One step at a time, self forgiveness along the way!

Aydan said...

I experience guilt over my travel miles. I don't have a car in the city, but I live several hundred miles away from home and fly back and forth several times a year. And, though I'd really like to move back home, the best educational opportunities are elsewhere... so I don't see this as changing any time soon. I've tried the train as an alternative; it's impractical.

Unknown said...

I don't really ever feel guilt. I figure guilt is a sign that I've done something I know is wrong. So either after examination I decide my actions aren't wrong, or I fix what I've done/stop I'm doing. I just don't repeatedly do things I think are wrong.
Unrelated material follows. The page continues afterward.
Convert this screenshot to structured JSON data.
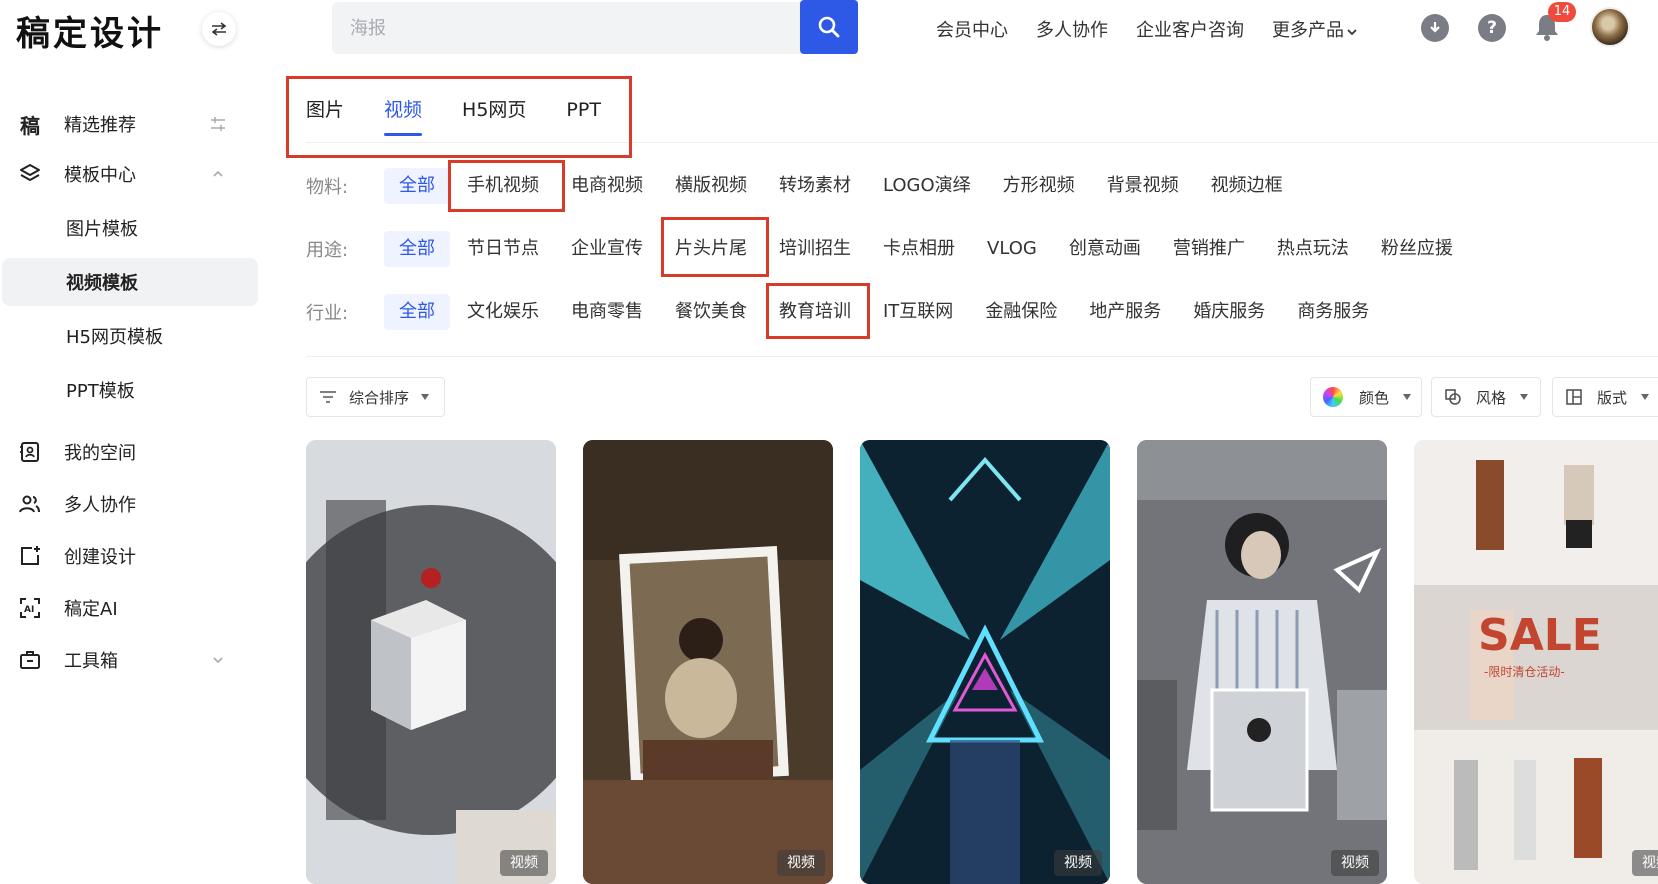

But I think you're right, green guilt is what people feel when they do something they think is wrong and they know they don't have a good reason. I read that article too and I thought a lot of their excuses were really lame. Of course, I don't know the details of their lives but the fact that they're feeling guilty leads me to believe they have the means and opportunity to make a different choice. Sometimes doing the right thing is not as easy as doing the wrong thing but "that's hard" is not a valid excuse. I'm getting very very tired of people saying that they do things which damage the environment, take away from others, and so forth because it's convenient or they don't want to give up their whatever. At this point, I'm kind of like "deal with it!" I don't care if you're selfish and you want a soft life at the expense of the rest of us... that is not a good reason to consume more than your share of resources. So, I suppose in the end, I'm glad they feel guilty. Hopefully that feeling will propel them to change their actions and the guilt won't become the penance that relieves them of their feelings of hypocrisy.